“It is clearly evident that a part of this report has been presented following recommendation and under the influence of foreign elements,” he said.
Rafsanjani said the report was part of “psychological” warfare by the United States and others against Iran, adding that the campaign was doomed to fail.
Rafsanjani, 75, who served as president from 1989-1997, is frequently described as “influential” and “wily.” He chairs both the Assembly of Experts, a body of 86 religious scholars whose functions include appointing and – in theory – dismissing the supreme leader, and the Expediency Council, a smaller body whose members are appointed by and advise the supreme leader, and which adjudicate in legislative disputes.
During the crisis sparked by the disputed June 2009 election, Rafsanjani’s position was closely watched. His daughter and several other relatives were briefly detained for involvement in street protests and in a sermon in July he called for all detained protestors to be released, warning that the government had lost the trust of millions of Iranians.
In August, he was among several figures associated with, or sympathetic to, the opposition who boycotted Ahmadinejad’s swearing-in ceremony.
Since then the “green movement” has marked some victories, turning out in large numbers for demonstrations on important national and religious days, but also setbacks such as the Feb. 11 revolution anniversary which saw a massive turnout of pro-regime Iranians and an accompanying crackdown on protestors.
As the U.S. and European allies, buoyed by the latest IAEA report, step up efforts to impose new U.N. Security Council sanctions on Tehran, the drive could play into the hands of supreme leader Ayatollah Ali Khamenei by providing an issue for conservatives and reformists to rally around.
Rafsanjani, who has been under fire from hardliners for not demonstrating unwavering support for Khamenei since the election, appears ready to call for a closing of ranks.
Observing the closed-door Assembly of Experts session will be a powerful Khamenei loyalist, Islamic Revolutionary Guards Corps (IRGC) commander Maj.-Gen. Mohammad Ali Jafari, the Tehran Times reported.
While the U.S., European countries and Israel believe Iran’s nuclear energy program is a cover for efforts to development weapons know-how, Tehran denies this.
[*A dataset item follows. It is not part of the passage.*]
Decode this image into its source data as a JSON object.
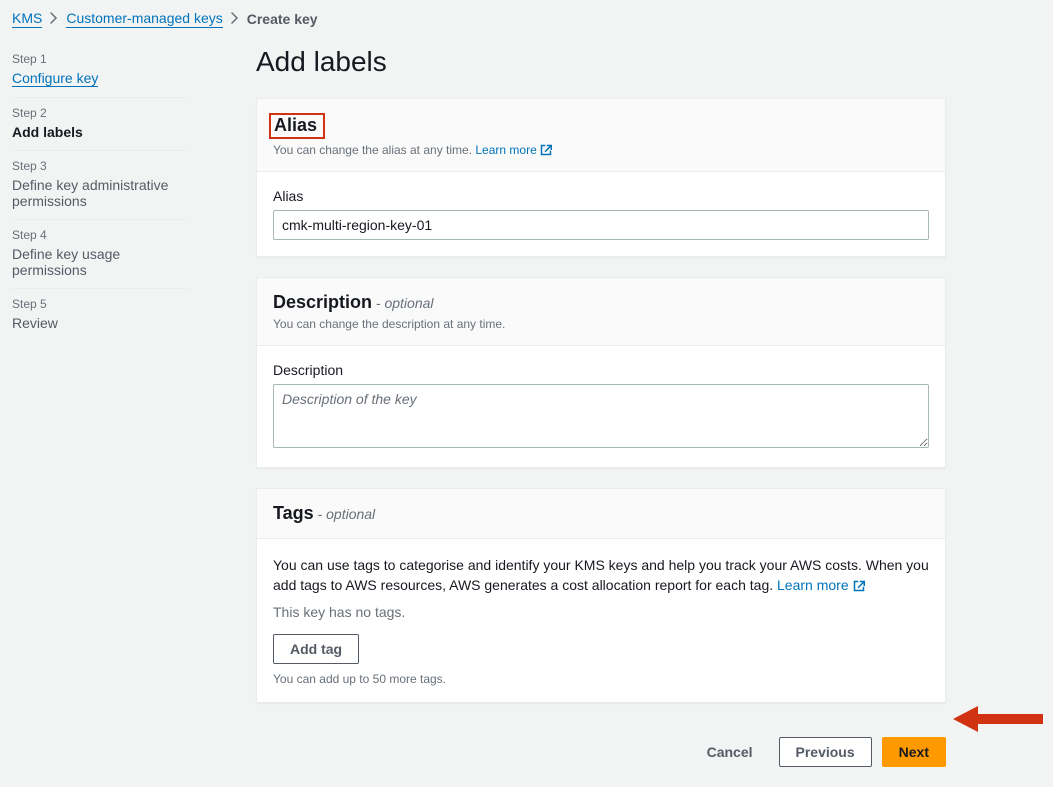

In the latest denial, Khamenei at the weekend reiterated a previous statement that “Islam is opposed to nuclear weapons.”
(Various Islamic figures, including a top Sunni cleric in Egypt, have made similar comments about Islam and nuclear weapons. On the other hand, the term “Islamic bomb” to describe Pakistan’s atomic capability has not only been used by critics but also by some Muslim figures, including Libyan leader Muammar Gaddafi. News reports from the 1970s indicate that the term was coined by Zulfikar Ali Bhutto, prime minister of Pakistan at the time his country was developing its weapons program.)
Iranian official and semi-official media outlets for years have presented the issue of a nuclear energy program as one of national pride, charging that nuclear states are trying to deprive Iran of the rights they enjoy.
“No one can stop history and the progress of nations,” the Tehran Times wrote in a typical perspective column last week. “Just as slavery in the United States and apartheid in South Africa could not withstand the resistance of the masses, the neocolonialist countries’ efforts to maintain their monopoly on advanced technology will also give way to the tide of history.”
That view appears to have some support among Iranians across political lines.
Earlier this month the University of Maryland’s Program on International Policy Attitudes (PIPA) released an analysis of several polls conducted in Iran over the last year, including one last September which offered respondents three alternatives regarding the nuclear program.
Asked whether Iran should develop nuclear energy and nuclear weapons, only nuclear energy, or have no nuclear program whatsoever, 37 percent of respondents who said they had voted for Mousavi in the 2009 election chose energy and weapons, 57 percent chose nuclear energy only, and only six percent wanted no program at all. The figures for Iranians in general were similar – 38, 55 and three percent, respectively.